*Assignment*. Below are records; count the lines that hold the string "icon" and give only the count.
+++ Task inputs
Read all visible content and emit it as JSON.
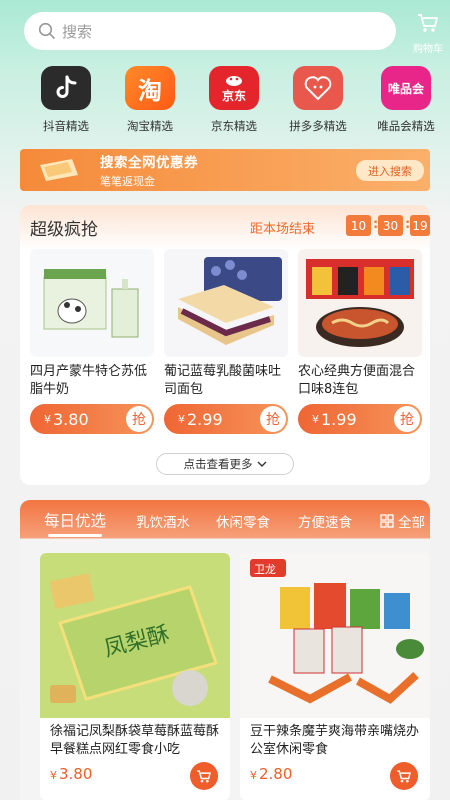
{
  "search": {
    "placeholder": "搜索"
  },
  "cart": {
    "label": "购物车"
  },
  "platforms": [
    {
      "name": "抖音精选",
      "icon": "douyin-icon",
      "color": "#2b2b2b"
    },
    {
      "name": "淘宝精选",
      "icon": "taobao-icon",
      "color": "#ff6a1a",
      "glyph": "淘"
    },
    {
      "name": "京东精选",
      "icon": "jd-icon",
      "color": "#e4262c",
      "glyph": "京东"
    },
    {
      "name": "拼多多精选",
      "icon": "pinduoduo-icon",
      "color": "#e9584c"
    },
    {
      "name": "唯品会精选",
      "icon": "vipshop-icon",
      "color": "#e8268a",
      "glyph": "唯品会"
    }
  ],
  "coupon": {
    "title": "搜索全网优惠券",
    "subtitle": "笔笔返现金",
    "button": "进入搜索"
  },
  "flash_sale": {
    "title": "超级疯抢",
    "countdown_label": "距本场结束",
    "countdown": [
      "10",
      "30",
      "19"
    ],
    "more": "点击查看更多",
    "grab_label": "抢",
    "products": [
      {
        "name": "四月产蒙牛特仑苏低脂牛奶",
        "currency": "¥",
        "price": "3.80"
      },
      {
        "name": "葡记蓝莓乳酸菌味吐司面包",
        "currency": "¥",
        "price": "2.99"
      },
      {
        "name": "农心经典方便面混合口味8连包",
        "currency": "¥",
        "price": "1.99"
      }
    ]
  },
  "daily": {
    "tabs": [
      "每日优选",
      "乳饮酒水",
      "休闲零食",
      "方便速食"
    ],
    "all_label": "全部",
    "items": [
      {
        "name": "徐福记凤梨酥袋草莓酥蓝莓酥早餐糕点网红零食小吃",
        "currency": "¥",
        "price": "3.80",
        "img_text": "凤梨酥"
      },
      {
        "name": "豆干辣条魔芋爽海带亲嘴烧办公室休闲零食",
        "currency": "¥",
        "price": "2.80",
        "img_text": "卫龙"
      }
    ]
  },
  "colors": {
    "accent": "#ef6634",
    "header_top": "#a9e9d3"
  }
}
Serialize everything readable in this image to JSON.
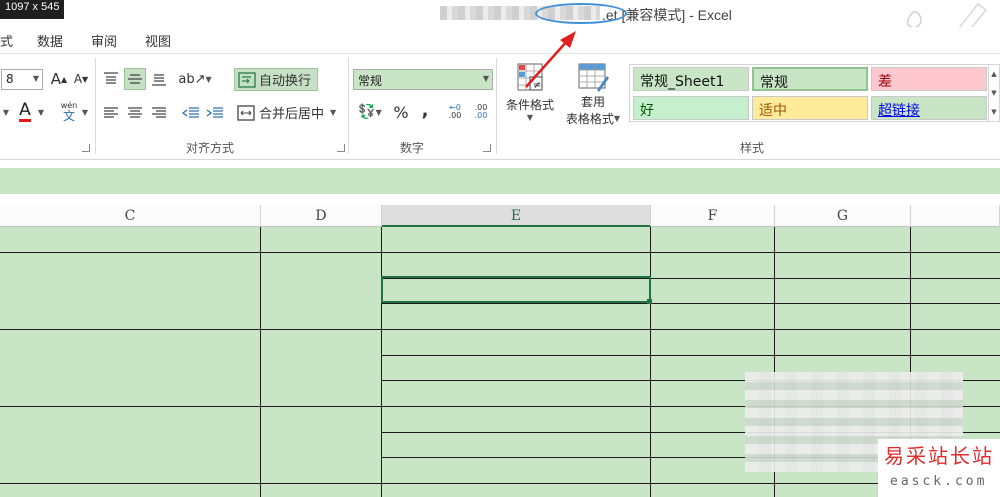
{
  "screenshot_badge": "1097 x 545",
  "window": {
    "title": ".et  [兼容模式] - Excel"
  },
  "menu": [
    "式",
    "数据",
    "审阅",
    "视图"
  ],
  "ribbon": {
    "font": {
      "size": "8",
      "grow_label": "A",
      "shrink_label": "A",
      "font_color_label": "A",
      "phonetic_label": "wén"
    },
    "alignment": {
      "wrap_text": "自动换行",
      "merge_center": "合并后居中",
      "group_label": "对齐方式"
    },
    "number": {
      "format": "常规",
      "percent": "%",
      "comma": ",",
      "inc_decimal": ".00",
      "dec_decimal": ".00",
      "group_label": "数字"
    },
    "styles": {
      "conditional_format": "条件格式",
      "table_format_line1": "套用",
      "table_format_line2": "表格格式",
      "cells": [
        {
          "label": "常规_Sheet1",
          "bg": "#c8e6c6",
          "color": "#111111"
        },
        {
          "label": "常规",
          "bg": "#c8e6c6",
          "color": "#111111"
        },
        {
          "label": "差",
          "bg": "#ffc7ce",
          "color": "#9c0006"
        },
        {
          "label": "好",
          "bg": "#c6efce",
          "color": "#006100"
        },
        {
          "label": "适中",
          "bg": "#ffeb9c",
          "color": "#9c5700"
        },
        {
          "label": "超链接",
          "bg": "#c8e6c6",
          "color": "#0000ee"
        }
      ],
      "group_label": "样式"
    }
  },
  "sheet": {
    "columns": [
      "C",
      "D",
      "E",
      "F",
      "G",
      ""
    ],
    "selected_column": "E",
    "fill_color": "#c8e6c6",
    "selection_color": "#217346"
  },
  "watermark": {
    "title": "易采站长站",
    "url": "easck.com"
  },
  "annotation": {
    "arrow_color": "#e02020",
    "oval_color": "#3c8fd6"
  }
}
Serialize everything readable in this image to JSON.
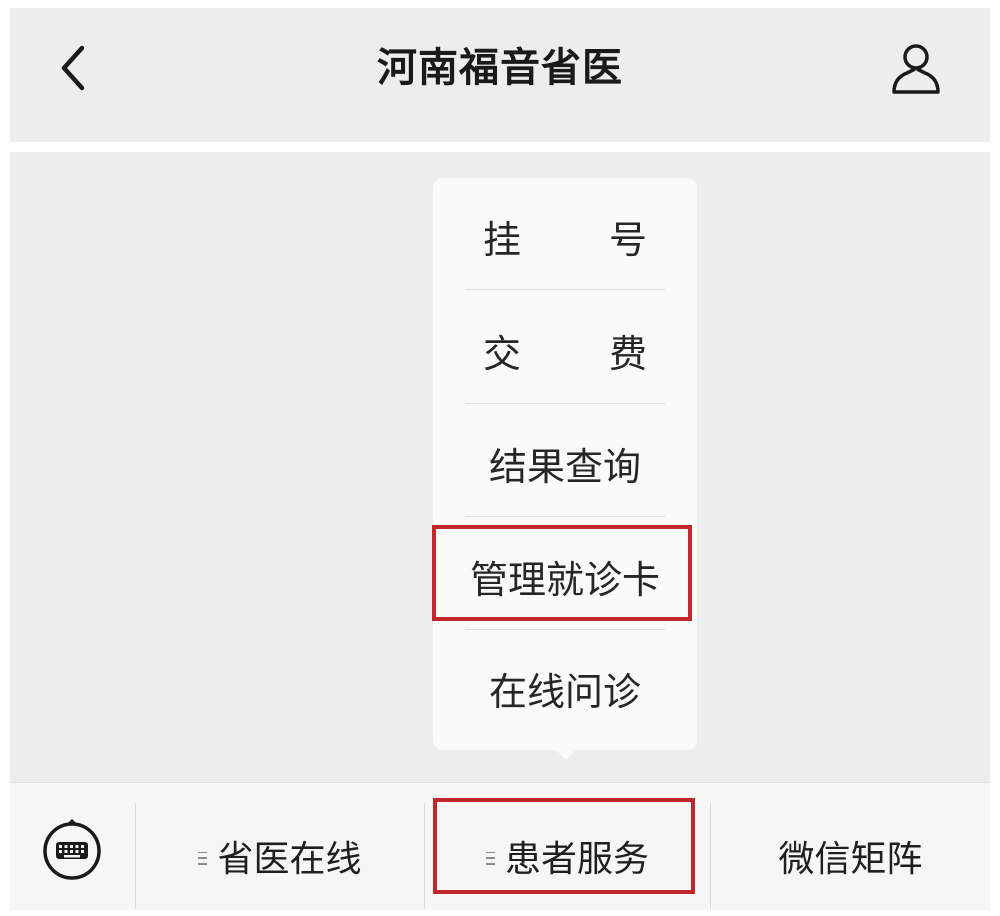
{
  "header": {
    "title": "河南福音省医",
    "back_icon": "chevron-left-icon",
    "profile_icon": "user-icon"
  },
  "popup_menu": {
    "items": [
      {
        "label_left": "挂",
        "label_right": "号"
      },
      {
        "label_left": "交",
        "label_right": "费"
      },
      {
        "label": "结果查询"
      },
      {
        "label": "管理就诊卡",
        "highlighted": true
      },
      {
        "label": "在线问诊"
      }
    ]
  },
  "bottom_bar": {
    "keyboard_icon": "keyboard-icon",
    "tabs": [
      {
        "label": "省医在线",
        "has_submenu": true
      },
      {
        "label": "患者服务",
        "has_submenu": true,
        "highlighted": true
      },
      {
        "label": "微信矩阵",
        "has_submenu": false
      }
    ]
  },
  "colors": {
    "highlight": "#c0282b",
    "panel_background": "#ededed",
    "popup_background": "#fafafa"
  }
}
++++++
*Completed task*. 8